Comment on the second Draft Demarcation Regulations closed on 31 July. Were the outlandish proposals contained in the National Treasury’s first Draft Demarcation Regulations another case of government applying their classic “door-in-the-face technique”? Were they intended to lull the public into agreeing to the adoption of the “more reasonable” proposals contained in the second Draft?
The initial draft regulations proposed banning gap cover products and limiting hospital cash plans. This would have destroyed the private health insurance market and was met with staunch opposition. The second draft allows for their continued existence, but within specified parameters. These watered-down regulations still leave intact the dubious principles driving the perceived need for change.
The fundamental problem yet to be properly identified, let alone resolved, is the principle of so-called “social solidarity” contained in the Medical Schemes Act of 1998 (MSA). The demarcation regulations seek to draw a line in the sand between health insurance policies and the business of medical schemes. The National Treasury states, “[Health insurance products] must operate within a framework whereby they complement medical schemes and support the social solidarity principle embodied in medical schemes”.

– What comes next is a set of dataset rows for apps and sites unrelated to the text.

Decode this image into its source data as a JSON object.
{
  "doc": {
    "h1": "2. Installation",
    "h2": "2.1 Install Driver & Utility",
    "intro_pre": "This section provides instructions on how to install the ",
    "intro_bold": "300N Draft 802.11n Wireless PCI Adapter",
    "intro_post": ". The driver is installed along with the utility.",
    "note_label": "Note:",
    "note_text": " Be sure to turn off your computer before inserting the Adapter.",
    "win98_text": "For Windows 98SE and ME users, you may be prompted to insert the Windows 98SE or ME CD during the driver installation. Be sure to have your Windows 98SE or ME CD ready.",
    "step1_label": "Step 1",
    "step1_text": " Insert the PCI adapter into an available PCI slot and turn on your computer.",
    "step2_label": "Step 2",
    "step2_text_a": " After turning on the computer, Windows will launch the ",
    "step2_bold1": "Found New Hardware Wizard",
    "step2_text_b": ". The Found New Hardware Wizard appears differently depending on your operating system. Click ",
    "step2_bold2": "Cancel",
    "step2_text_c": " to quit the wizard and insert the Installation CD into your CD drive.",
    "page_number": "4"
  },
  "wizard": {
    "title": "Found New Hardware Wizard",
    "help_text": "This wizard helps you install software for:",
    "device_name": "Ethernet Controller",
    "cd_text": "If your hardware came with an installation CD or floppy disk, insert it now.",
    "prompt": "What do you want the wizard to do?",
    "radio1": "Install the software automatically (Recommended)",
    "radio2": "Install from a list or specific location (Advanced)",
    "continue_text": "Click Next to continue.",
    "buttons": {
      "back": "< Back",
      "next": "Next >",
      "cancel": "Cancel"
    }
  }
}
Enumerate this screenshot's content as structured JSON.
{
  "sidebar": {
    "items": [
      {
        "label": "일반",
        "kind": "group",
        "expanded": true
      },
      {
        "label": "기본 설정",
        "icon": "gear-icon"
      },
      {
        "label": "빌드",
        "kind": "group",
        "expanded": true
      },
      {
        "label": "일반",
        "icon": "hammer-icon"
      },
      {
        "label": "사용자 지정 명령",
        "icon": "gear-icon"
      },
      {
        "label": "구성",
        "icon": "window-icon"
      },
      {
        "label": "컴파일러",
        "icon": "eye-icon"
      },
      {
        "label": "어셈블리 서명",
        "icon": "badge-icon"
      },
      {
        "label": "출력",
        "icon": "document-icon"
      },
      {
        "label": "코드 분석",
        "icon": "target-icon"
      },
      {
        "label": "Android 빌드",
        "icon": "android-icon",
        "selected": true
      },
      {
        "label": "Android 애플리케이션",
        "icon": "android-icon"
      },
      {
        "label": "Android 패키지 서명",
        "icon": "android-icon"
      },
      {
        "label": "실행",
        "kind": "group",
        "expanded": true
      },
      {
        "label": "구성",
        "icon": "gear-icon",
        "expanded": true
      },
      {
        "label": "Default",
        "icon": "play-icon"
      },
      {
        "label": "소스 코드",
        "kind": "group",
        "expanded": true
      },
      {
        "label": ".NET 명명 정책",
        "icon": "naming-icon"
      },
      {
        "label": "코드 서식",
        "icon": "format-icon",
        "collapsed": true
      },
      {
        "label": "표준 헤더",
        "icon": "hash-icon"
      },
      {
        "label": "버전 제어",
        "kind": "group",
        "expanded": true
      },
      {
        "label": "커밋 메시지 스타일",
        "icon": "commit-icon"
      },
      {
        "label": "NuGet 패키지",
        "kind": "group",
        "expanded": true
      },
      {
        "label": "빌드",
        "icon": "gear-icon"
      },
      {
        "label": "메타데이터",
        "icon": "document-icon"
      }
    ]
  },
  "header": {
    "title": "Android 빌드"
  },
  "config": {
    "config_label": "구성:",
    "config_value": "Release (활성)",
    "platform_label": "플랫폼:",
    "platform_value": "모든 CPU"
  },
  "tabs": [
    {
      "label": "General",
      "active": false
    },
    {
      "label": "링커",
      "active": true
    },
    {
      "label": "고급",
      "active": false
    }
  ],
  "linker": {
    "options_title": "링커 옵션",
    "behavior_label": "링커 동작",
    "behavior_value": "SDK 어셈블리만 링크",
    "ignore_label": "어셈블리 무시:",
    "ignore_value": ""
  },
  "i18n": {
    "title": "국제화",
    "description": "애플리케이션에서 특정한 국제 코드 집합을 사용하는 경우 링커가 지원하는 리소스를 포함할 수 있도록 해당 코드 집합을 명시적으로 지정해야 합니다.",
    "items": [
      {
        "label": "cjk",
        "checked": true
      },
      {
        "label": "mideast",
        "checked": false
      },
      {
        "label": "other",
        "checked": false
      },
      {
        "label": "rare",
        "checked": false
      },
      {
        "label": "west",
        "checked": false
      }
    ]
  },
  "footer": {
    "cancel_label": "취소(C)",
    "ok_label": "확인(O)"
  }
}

The MSA of 1998 changed the regulations governing the operations of medical schemes and set in motion the determined process of crowding-out private medical schemes. Four changes that drastically increased the cost of providing medical scheme coverage were: open enrolment, “community rating”, statutory solvency ...